Fittingly, French-born Estée Lauder face Constance Jablonski was in Pecheux’s chair as he administered a massage using his trusty tub of Estée Lauder Revitalizing Supreme Global Anti-Aging Crème and its Idealist Pore Minimizing Skin Refinisher that he topped with a finger-patted application of Lauder’s Double Wear Light Stay-in-Place Makeup and Double Wear Stay-in-Place Flawless Wear Concealer to create a base. Brushing its Pure Color Blush in Blushing Nude upward underneath cheekbones, “so the color fades into the cheek” and contours while providing a flush, Pecheux toiled over eyes, which he lined with a forthcoming aqua shade of Estée Lauder Pure Color Intense Kajal Eyeliner, which was blended out for just a trace of blue and topped with its as-yet-unreleased Pure Color Stay-On Shadow Paint in Sinister and Steel. A dab of its Pure Color Gloss in Opulent Opal added a light-reflecting effect meant to mimic the middle section of Vaccarello’s collection, which included “materials that looked like liquid,” according to Pecheux. Swiping glossy brown pigment on the inside lashes and a richer black color on the outer corners with Lauder’s Sumptuous Two Tone Mascara, Pecheux brushed up brows and created what he likes to call “the French kiss,” a nude mouth slicked with its Pure Color Long Lasting Lipstick in Vanilla Truffle, a honey-hued neutral, and accented with the slightly darker Barely Nude only in the center of pouts.
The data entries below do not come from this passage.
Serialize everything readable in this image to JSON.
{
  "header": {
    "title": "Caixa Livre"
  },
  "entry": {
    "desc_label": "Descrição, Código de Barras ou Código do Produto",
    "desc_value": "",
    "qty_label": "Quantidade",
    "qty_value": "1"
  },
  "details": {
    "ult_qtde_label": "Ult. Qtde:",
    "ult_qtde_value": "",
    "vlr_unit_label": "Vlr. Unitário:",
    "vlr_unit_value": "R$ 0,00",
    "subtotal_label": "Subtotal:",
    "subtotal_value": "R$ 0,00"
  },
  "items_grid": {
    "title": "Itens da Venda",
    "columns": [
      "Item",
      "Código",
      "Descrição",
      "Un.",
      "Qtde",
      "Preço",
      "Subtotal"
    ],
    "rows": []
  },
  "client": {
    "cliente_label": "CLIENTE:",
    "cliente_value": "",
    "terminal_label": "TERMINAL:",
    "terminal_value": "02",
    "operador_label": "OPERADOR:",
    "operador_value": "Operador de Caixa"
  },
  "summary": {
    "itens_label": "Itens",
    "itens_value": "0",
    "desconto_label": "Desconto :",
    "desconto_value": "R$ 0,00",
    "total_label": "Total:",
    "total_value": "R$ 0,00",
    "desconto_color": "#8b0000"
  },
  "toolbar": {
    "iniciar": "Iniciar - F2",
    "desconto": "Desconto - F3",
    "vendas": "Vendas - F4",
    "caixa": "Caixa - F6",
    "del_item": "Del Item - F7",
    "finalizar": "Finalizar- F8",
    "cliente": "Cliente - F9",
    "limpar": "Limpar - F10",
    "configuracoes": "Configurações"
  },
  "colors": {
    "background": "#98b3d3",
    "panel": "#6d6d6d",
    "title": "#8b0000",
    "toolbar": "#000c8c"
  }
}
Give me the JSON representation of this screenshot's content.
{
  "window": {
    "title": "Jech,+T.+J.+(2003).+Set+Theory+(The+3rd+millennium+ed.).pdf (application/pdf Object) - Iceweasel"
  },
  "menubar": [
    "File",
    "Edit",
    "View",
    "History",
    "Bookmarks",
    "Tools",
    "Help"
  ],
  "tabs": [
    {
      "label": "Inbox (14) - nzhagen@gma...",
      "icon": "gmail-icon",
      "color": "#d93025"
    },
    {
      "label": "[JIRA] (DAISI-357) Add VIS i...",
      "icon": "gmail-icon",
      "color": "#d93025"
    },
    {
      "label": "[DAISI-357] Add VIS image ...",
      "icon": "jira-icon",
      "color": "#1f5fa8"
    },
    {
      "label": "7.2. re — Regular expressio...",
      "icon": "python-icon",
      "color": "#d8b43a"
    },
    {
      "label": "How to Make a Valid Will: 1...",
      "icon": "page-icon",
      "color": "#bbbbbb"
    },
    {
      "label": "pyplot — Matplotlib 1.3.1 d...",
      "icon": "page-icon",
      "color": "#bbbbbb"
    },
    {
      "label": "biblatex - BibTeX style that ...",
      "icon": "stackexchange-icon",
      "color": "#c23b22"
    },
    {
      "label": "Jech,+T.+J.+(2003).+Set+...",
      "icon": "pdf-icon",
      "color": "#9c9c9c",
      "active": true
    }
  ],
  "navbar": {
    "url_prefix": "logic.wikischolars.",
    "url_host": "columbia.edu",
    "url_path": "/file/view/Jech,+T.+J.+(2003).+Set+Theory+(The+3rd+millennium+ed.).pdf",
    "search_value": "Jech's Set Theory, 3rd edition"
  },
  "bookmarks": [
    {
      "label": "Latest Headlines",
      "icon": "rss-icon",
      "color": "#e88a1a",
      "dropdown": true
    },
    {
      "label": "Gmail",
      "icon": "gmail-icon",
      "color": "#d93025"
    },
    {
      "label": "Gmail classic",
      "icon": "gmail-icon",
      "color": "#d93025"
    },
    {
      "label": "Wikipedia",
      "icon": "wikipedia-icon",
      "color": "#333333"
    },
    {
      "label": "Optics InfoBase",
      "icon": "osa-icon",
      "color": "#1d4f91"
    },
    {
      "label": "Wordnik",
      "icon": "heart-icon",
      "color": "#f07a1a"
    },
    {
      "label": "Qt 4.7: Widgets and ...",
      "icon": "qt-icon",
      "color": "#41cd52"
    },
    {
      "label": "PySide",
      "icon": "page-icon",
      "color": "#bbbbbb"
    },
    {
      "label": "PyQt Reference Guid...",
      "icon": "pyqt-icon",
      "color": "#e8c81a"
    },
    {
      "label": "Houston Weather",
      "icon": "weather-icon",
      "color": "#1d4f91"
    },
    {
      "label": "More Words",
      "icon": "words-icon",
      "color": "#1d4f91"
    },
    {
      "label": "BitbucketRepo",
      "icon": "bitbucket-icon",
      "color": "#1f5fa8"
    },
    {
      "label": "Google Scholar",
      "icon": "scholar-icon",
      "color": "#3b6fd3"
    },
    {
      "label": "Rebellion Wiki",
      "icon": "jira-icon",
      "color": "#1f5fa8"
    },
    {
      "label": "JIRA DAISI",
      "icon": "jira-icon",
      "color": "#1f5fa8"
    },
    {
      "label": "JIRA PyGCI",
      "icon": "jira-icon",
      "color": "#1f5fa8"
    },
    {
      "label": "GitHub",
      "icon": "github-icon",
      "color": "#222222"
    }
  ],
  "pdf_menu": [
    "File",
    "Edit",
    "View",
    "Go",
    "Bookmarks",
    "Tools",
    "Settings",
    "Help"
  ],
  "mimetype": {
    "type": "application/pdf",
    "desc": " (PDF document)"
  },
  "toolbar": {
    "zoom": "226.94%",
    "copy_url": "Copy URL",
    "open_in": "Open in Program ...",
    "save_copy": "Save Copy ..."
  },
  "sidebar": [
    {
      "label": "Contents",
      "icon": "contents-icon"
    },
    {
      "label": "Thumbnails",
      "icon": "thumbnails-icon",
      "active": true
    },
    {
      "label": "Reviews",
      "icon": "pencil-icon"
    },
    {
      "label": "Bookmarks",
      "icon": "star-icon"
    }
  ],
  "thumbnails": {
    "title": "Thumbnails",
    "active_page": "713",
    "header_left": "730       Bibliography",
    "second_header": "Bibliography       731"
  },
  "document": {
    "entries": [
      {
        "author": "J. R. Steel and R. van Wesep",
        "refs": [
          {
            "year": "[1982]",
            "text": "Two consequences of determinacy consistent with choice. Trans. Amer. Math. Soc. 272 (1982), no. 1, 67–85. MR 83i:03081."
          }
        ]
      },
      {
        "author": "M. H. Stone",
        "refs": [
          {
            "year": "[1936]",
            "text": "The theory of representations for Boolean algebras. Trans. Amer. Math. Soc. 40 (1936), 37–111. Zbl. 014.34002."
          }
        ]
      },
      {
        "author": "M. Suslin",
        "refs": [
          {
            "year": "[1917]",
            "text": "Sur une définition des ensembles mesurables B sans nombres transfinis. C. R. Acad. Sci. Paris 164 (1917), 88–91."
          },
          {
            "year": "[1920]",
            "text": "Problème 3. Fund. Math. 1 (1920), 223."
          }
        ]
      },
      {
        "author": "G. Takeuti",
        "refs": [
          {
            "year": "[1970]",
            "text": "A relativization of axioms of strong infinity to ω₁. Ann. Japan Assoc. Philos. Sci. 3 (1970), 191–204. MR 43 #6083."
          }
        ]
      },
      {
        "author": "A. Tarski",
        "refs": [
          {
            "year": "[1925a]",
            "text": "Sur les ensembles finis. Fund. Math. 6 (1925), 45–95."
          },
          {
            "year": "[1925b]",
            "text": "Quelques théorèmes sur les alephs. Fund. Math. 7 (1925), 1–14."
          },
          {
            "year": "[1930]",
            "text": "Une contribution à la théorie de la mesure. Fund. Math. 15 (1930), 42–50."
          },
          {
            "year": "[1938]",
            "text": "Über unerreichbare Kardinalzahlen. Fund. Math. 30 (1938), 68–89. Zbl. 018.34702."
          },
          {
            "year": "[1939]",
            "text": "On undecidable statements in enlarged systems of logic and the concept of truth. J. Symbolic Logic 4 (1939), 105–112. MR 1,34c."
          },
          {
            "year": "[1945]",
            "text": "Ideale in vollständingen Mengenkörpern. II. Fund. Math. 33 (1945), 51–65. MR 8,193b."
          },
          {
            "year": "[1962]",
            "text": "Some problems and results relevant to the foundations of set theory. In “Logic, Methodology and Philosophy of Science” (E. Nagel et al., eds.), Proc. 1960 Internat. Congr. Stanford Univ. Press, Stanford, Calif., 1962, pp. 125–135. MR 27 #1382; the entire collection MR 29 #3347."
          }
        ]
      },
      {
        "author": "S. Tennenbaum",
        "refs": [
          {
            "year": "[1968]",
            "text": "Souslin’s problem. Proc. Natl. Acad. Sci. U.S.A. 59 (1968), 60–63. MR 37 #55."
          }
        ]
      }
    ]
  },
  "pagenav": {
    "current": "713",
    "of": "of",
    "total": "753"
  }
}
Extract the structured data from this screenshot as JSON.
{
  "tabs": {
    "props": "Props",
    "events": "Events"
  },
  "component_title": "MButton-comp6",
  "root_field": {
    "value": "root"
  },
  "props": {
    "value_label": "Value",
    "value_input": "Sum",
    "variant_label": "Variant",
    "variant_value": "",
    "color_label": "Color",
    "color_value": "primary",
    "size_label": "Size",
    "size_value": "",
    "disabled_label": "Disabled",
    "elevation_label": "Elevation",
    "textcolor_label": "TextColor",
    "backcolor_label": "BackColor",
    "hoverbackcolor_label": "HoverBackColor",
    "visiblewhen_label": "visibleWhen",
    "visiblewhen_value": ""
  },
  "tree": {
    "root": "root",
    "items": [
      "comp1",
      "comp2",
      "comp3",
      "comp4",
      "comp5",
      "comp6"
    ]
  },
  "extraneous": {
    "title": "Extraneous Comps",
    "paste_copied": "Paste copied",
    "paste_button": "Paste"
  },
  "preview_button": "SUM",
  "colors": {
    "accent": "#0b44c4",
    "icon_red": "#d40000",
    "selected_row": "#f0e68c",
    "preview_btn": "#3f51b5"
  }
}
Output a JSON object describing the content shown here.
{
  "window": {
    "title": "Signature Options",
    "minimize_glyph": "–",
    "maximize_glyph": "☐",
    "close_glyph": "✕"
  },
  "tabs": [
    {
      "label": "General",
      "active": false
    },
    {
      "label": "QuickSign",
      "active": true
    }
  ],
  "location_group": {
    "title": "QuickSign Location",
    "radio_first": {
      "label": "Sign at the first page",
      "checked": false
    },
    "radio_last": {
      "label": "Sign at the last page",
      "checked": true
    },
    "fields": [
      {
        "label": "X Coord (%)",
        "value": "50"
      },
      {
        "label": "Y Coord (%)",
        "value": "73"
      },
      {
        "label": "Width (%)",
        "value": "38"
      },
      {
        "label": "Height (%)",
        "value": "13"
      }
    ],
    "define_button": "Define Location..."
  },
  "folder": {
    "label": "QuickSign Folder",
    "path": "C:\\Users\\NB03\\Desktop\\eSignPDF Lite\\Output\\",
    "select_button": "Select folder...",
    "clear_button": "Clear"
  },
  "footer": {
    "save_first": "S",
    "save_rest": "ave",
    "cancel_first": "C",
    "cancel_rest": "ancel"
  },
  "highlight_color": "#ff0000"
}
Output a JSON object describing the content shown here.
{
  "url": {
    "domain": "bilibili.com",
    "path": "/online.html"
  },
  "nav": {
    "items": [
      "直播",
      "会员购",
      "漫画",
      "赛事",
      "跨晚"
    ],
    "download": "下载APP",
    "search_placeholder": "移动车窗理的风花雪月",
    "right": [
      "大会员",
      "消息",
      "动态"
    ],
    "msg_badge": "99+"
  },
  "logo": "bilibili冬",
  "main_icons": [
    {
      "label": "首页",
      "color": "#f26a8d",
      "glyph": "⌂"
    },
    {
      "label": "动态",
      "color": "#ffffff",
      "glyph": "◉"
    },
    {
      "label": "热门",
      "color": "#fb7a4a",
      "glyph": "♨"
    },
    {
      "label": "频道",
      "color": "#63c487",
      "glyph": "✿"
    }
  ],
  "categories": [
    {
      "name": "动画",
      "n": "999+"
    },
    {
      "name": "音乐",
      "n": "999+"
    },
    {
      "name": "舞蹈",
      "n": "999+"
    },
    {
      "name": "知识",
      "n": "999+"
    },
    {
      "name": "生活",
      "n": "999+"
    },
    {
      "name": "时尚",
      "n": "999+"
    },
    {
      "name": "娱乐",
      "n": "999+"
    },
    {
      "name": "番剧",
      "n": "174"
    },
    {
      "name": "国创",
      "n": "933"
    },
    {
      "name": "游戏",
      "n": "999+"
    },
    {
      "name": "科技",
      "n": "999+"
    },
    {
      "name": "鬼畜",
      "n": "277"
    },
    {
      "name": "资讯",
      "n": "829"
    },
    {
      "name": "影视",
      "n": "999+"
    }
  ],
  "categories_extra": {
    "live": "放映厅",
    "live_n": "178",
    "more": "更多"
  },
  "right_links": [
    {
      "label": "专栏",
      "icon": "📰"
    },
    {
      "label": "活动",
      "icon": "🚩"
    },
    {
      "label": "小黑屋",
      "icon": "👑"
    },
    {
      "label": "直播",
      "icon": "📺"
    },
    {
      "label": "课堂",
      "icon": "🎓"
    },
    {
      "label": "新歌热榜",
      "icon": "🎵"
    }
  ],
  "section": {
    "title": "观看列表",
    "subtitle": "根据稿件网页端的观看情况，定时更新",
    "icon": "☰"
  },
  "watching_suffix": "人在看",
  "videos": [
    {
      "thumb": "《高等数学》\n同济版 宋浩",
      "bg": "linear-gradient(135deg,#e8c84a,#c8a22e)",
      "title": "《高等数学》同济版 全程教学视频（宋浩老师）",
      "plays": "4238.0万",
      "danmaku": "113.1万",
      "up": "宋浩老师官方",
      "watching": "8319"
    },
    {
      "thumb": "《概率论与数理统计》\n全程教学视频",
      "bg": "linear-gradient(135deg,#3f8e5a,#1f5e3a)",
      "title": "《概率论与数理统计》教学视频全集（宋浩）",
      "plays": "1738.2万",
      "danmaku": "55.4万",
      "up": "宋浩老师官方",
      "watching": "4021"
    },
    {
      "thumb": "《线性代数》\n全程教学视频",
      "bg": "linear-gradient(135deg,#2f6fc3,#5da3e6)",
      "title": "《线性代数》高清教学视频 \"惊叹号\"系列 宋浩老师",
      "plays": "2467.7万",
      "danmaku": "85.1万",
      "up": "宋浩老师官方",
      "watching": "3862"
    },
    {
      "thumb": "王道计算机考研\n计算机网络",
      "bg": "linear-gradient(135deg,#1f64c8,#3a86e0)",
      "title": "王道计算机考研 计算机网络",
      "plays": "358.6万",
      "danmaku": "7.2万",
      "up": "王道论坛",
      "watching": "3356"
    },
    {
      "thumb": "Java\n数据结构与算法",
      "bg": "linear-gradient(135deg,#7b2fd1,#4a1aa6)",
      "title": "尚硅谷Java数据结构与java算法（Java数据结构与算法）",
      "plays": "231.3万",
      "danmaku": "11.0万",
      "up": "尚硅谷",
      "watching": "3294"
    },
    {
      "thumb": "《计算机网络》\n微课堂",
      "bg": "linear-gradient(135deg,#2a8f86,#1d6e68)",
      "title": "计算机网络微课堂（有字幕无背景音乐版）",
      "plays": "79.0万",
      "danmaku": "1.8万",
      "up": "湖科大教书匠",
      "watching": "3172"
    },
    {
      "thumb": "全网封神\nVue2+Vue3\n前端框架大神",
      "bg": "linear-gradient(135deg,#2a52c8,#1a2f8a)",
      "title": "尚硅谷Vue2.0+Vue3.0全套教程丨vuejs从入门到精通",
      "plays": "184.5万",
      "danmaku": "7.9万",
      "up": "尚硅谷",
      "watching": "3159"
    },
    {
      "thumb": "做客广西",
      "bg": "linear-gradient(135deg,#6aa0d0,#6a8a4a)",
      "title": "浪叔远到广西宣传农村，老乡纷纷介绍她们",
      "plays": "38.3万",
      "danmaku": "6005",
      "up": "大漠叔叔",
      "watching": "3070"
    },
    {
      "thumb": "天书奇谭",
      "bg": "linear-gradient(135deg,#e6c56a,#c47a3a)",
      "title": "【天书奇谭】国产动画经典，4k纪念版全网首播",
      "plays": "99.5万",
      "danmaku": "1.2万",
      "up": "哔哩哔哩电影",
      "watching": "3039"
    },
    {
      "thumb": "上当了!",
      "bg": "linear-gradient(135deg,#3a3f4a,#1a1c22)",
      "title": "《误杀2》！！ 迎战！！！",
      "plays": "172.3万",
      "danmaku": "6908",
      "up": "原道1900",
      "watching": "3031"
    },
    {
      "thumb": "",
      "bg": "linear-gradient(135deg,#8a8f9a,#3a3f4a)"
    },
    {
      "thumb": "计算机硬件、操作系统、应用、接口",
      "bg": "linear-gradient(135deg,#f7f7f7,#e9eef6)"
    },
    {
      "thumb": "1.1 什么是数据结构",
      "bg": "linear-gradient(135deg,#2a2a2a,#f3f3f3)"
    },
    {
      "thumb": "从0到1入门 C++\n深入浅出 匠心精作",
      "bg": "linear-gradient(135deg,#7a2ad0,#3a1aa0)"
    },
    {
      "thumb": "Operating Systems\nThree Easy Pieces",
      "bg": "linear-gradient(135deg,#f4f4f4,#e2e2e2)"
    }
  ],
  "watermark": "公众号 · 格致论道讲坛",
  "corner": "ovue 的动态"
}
Anthony Turner sculpted “very French hair” in complement. “It’s confident in a very understated way,” he elaborated of strands that were spritzed with L’Oréal Professionnel Tecni.Art Volume Architect, finger-combed in back and dried with a large round brush in the front to get a little volume. “It’s cool but not grungy,” he continued of the sweeping side parts that he let fall over Cara Delevingne and Arizona Muse’s right eyes. “We’ve always done vampy hair here so it’s nice to do something that’s wearable,” Turner surmised of the coifs—which was a true enough sentiment. Delevingne’s hair, we could easily sport; the dress she wore in look 17, however, maybe a little less so.